Furthermore, by understanding the importance of investment and production in creating wealth and income, individuals can make more informed financial decisions, including those related to saving and investing.
Another way to apply Say’s Law in personal finance management is to prioritize spending on assets that generate income or appreciate in value over time. This includes investing in stocks, real estate, or other income-generating assets, rather than spending money on depreciating assets like cars or luxury items.
Historical examples that demonstrate Say’s Law of Markets in action
Throughout history, there have been numerous examples that demonstrate the principles of Say’s Law of Markets in action. One of the most famous is the economic boom that followed World War II, which saw a surge in productivity and economic growth as businesses invested in new technologies and processes.
Another example is the Industrial Revolution, which led to massive increases in productivity and wealth as new manufacturing processes were developed and implemented. These examples highlight the importance of investment and production in driving economic growth and prosperity.
Additionally, the dot-com boom of the late 1990s and early 2000s is another example of Say’s Law in action. During this time, there was a surge in investment in internet-based companies, which led to a period of rapid economic growth and job creation. However, this boom eventually led to a bust, as many of these companies were not profitable and investors pulled out their funds. This example demonstrates the importance of sustainable investment and the need for businesses to focus on creating value and generating profits in the long term.
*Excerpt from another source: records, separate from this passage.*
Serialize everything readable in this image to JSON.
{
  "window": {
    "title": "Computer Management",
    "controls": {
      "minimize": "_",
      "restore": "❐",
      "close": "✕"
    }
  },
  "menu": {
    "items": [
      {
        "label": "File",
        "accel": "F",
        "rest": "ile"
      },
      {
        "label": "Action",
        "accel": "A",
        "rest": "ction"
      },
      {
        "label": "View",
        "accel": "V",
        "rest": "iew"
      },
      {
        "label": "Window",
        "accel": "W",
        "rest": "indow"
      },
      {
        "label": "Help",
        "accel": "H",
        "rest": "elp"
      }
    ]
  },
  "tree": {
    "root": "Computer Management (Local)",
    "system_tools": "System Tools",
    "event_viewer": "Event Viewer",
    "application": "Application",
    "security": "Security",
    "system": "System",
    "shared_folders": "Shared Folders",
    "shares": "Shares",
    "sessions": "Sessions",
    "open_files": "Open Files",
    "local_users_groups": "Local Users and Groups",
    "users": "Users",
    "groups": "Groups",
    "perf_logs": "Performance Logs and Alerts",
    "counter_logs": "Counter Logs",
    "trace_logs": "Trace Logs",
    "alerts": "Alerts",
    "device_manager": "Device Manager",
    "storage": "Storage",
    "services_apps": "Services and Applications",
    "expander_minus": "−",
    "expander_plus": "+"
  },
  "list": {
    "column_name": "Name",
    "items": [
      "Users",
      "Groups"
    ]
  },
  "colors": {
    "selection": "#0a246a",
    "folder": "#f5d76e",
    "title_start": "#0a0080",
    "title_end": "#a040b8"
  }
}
Potential implications for investors and businesses from understanding Say’s Law of Markets
By understanding the principles of Say’s Law of Markets, investors and businesses can make more informed decisions about how to allocate their resources and invest in future growth. For investors, this may mean seeking out companies that are investing in new technologies or expanding their production capabilities.
For businesses, understanding Say’s Law can help them make decisions about where to invest their capital, which products to develop, and how to price their goods and services. By focusing on increasing productivity and generating income, businesses can create sustainable, long-term growth and prosperity.
Ultimately, Say’s Law of Markets remains a key principle in economics, with significant implications for economic growth and prosperity. By understanding and applying these principles, individuals, investors, and businesses can make more informed decisions and promote long-term success and prosperity.
Another potential implication of understanding Say’s Law of Markets is the ability to anticipate and respond to changes in the market. By recognizing that supply creates its own demand, businesses can adjust their production and pricing strategies to meet changing consumer demands and avoid overproduction or underproduction.
Additionally, understanding Say’s Law can help businesses and investors navigate economic downturns and recessions. By focusing on increasing productivity and generating income, businesses can weather economic storms and emerge stronger on the other side.